Walker County Commission v. Kelly, [Ms. 1160862, Mar. 9, 2018] __ So. 3d __ (Ala. 2018). The Court (Wise, J., Stuart, C.J., and Bolin, Parker, Shaw, Main, and Bryan, JJ., concur; Sellers, J., dissents) dismisses an appeal by the Walker County Commission and its Commissioners from a summary judgment entered by the Walker Circuit Court in favor of the Walker County Civil Service Board and its board members in a dispute concerning how a former revenue auditor was suspended, reprimanded, and terminated from her employment. The Commission alleged the Board violated the Alabama Open Meetings Act, § 36-25A-1 et seq., Ala. Code 1975, and sought a declaratory judgment from the circuit court concerning the Board's conduct in how it reached its conclusions regarding the revenue officer's employment status.
The Supreme Court concludes that the Commission's action against the Board essentially sought legal advice from the circuit court and thus did not properly invoke the Declaratory Judgment Act, § 6-6-220 et seq., Ala. Code 1975:
"The Declaratory Judgment Act, § 6-6-220 et seq., Ala. Code 1975, is not a vehicle for obtaining legal advice from the courts:

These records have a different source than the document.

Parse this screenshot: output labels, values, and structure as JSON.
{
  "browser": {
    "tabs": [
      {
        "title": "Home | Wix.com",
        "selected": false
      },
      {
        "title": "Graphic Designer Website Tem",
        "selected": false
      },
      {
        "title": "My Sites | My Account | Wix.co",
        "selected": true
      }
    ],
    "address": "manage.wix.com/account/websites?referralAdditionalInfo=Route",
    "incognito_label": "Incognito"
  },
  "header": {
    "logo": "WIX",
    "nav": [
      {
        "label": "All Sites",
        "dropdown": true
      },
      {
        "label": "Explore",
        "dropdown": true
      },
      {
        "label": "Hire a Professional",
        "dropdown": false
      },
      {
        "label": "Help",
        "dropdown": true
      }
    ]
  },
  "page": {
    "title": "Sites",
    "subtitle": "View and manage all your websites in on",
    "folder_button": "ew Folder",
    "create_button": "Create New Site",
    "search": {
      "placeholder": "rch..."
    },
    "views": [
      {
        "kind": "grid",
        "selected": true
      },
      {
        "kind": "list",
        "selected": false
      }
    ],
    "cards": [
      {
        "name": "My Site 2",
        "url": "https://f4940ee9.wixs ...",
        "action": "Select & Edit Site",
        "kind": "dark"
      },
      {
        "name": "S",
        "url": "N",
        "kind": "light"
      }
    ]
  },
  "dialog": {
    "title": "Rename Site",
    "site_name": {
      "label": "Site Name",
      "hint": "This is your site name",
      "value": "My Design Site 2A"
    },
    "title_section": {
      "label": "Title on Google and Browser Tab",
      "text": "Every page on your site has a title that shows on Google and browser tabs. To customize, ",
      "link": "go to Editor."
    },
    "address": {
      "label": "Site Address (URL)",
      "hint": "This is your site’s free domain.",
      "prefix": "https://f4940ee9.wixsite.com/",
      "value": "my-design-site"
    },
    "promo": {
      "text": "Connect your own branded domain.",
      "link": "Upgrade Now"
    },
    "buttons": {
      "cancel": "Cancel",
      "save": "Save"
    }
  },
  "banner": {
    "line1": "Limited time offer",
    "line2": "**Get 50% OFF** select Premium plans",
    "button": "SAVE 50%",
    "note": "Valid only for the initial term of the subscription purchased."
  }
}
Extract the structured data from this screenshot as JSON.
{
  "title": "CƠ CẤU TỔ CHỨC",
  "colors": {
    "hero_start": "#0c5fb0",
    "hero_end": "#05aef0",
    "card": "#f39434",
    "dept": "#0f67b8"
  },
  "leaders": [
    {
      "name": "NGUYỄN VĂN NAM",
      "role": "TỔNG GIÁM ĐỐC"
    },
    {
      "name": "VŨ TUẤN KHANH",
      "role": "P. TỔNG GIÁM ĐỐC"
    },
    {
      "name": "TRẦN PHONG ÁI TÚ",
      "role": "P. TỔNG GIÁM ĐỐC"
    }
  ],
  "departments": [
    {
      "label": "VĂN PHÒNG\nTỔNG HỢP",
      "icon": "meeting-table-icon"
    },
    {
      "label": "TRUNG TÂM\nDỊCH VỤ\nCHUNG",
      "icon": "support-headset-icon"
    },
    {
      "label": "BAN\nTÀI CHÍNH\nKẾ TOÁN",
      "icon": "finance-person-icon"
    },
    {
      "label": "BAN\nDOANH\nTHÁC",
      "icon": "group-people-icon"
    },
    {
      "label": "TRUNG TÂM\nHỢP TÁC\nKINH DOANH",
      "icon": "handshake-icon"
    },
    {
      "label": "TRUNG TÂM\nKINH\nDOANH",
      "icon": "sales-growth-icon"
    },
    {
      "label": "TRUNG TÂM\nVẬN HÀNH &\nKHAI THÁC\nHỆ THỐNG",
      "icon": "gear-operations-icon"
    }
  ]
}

"'The Declaratory Judgment Act, codified at §§ 6-6-220 through -232, Ala. Code 1975, "does not '"empower courts to ... give advisory opinions, however convenient it might be to have these questions decided for the government of future cases."'" Bruner v. Geneva County Forestry Dep't, 865 So. 2d 1167, 1175 (Ala. 2003) (quoting Stamps v. Jefferson County Bd. of Educ., 642 So. 2d 941, 944 (Ala. 1994), quoting in turn Town of Warrior v. Blaylock, 275 Ala. 113, 114, 152 So. 2d 661, 662 (1963) (emphasis added in Stamps). ...'
"Bedsole, 912 So. 2d at 518."

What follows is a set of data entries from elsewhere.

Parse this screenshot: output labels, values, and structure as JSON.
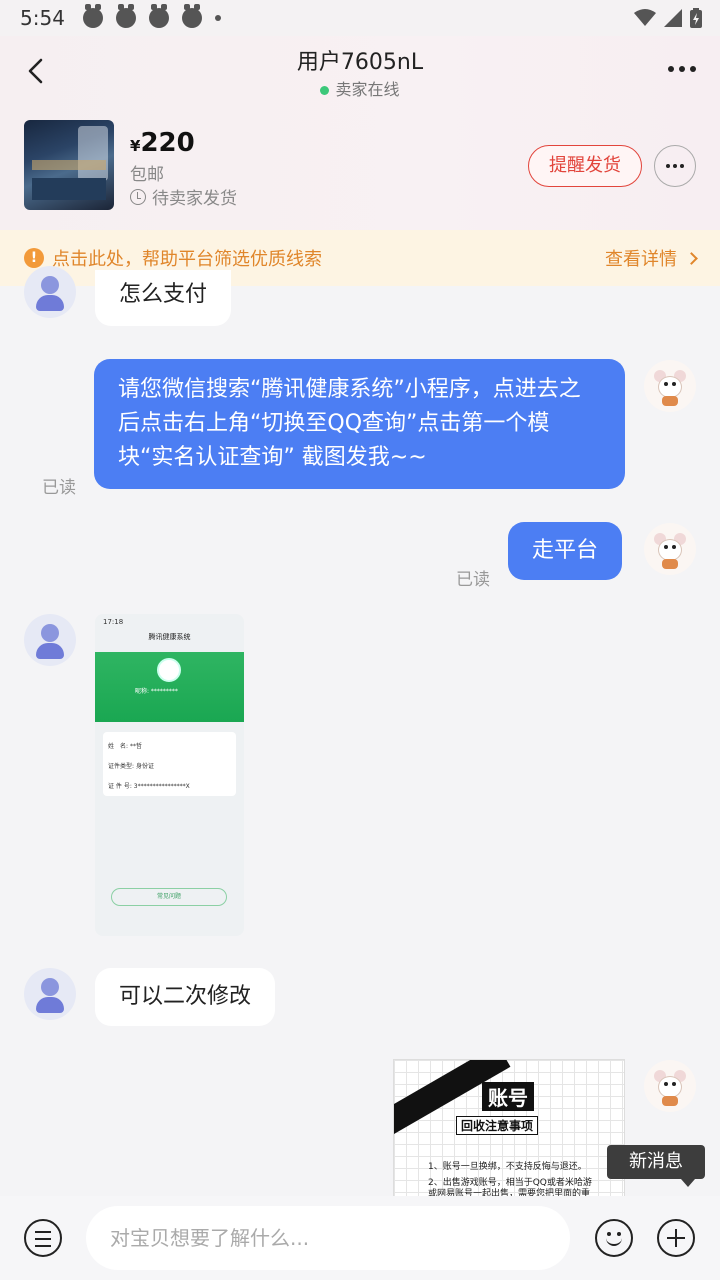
{
  "status_bar": {
    "time": "5:54"
  },
  "header": {
    "title": "用户7605nL",
    "online_status": "卖家在线"
  },
  "product": {
    "currency": "¥",
    "price": "220",
    "shipping": "包邮",
    "order_status": "待卖家发货",
    "remind_button": "提醒发货"
  },
  "notice": {
    "text": "点击此处，帮助平台筛选优质线索",
    "detail_link": "查看详情"
  },
  "messages": [
    {
      "from": "seller",
      "text": "怎么支付"
    },
    {
      "from": "me",
      "text": "请您微信搜索“腾讯健康系统”小程序，点进去之后点击右上角“切换至QQ查询”点击第一个模块“实名认证查询” 截图发我~~",
      "read": "已读"
    },
    {
      "from": "me",
      "text": "走平台",
      "read": "已读"
    },
    {
      "from": "seller",
      "type": "image"
    },
    {
      "from": "seller",
      "text": "可以二次修改"
    },
    {
      "from": "me",
      "type": "image"
    }
  ],
  "image1": {
    "time": "17:18",
    "title": "腾讯健康系统",
    "nickname": "昵称: *********",
    "field1_label": "姓　名:",
    "field1_value": "**哲",
    "field2_label": "证件类型:",
    "field2_value": "身份证",
    "field3_label": "证 件 号:",
    "field3_value": "3****************X",
    "button": "常见问题"
  },
  "image2": {
    "heading": "账号",
    "subheading": "回收注意事项",
    "line1": "1、账号一旦换绑，不支持反悔与退还。",
    "line2": "2、出售游戏账号，相当于QQ或者米哈游或网易账号一起出售，需要您把里面的重"
  },
  "tooltip": "新消息",
  "input_placeholder": "对宝贝想要了解什么..."
}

Etowah Baptist Ass'n v. Entrekin, 45 So. 3d 1266, 1274 (Ala. 2010). See also Ex parte Bridges, 925 So. 2d 189, 192 (Ala. 2005).

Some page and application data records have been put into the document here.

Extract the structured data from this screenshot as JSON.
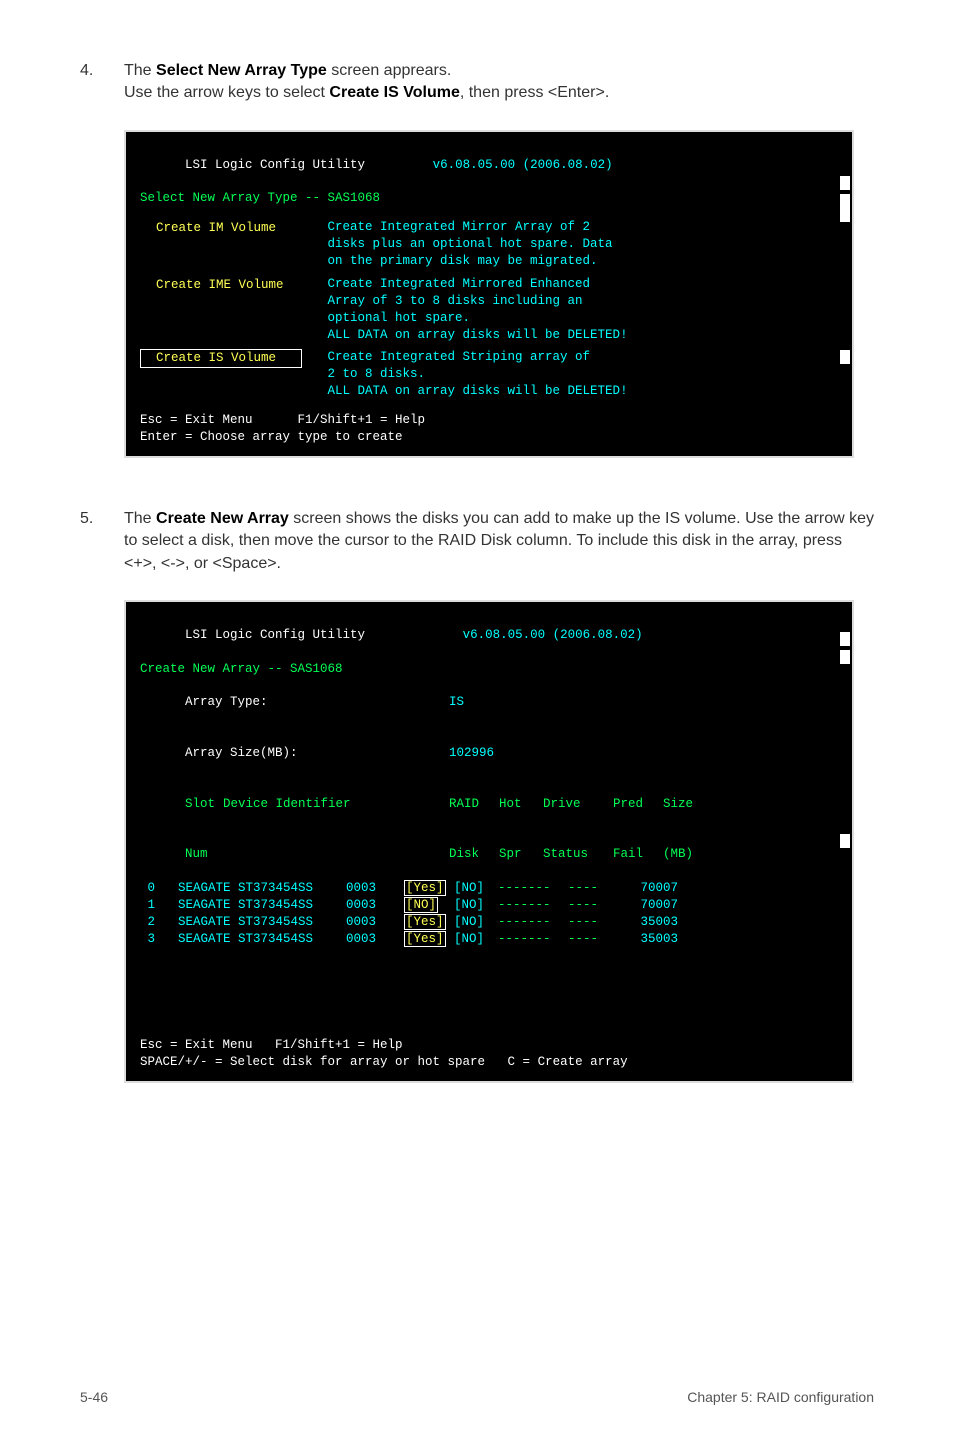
{
  "step4": {
    "num": "4.",
    "line1_a": "The ",
    "line1_b": "Select New Array Type",
    "line1_c": " screen apprears.",
    "line2_a": "Use the arrow keys to select ",
    "line2_b": "Create IS Volume",
    "line2_c": ", then press <Enter>."
  },
  "term1": {
    "title_left": "LSI Logic Config Utility",
    "title_right": "v6.08.05.00 (2006.08.02)",
    "subtitle": "Select New Array Type -- SAS1068",
    "items": [
      {
        "label": "Create IM Volume",
        "selected": false,
        "desc": "Create Integrated Mirror Array of 2\ndisks plus an optional hot spare. Data\non the primary disk may be migrated."
      },
      {
        "label": "Create IME Volume",
        "selected": false,
        "desc": "Create Integrated Mirrored Enhanced\nArray of 3 to 8 disks including an\noptional hot spare.\nALL DATA on array disks will be DELETED!"
      },
      {
        "label": "Create IS Volume",
        "selected": true,
        "desc": "Create Integrated Striping array of\n2 to 8 disks.\nALL DATA on array disks will be DELETED!"
      }
    ],
    "help1": "Esc = Exit Menu      F1/Shift+1 = Help",
    "help2": "Enter = Choose array type to create"
  },
  "step5": {
    "num": "5.",
    "text_a": "The ",
    "text_b": "Create New Array",
    "text_c": " screen shows the disks you can add to make up the IS volume. Use the arrow key to select a disk, then move the cursor to the RAID Disk column. To include this disk in the array, press <+>, <->, or <Space>."
  },
  "term2": {
    "title_left": "LSI Logic Config Utility",
    "title_right": "v6.08.05.00 (2006.08.02)",
    "subtitle": "Create New Array -- SAS1068",
    "array_type_label": "Array Type:",
    "array_type_value": "IS",
    "array_size_label": "Array Size(MB):",
    "array_size_value": "102996",
    "headers": {
      "slot": "Slot",
      "num": "Num",
      "device": "Device Identifier",
      "raid": "RAID",
      "disk": "Disk",
      "hot": "Hot",
      "spr": "Spr",
      "drive": "Drive",
      "status": "Status",
      "pred": "Pred",
      "fail": "Fail",
      "size": "Size",
      "mb": "(MB)"
    },
    "rows": [
      {
        "slot": "0",
        "dev": "SEAGATE ST373454SS",
        "rev": "0003",
        "raid": "[Yes]",
        "raid_sel": true,
        "hot": "[NO]",
        "drive": "-------",
        "pred": "----",
        "size": "70007"
      },
      {
        "slot": "1",
        "dev": "SEAGATE ST373454SS",
        "rev": "0003",
        "raid": "[NO]",
        "raid_sel": true,
        "hot": "[NO]",
        "drive": "-------",
        "pred": "----",
        "size": "70007"
      },
      {
        "slot": "2",
        "dev": "SEAGATE ST373454SS",
        "rev": "0003",
        "raid": "[Yes]",
        "raid_sel": true,
        "hot": "[NO]",
        "drive": "-------",
        "pred": "----",
        "size": "35003"
      },
      {
        "slot": "3",
        "dev": "SEAGATE ST373454SS",
        "rev": "0003",
        "raid": "[Yes]",
        "raid_sel": true,
        "hot": "[NO]",
        "drive": "-------",
        "pred": "----",
        "size": "35003"
      }
    ],
    "help1": "Esc = Exit Menu   F1/Shift+1 = Help",
    "help2": "SPACE/+/- = Select disk for array or hot spare   C = Create array"
  },
  "footer": {
    "left": "5-46",
    "right": "Chapter 5: RAID configuration"
  }
}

Ms. *13. Because there was no bona fide existing controversy of a justiciable character to infer upon the Walker Circuit Court jurisdiction to grant declaratory relief, and there was no justiciable controversy existing when the suit was commenced, the trial court had no jurisdiction. Ms. *15 (quoting State ex rel. Baxley v. Johnson, 293 Ala. 69, 73, 300 So. 2d 106, 110 (1974). Accordingly, the circuit court never obtained subject-matter jurisdiction and its judgment was therefore void such that it would not support an appeal. Ms. *16.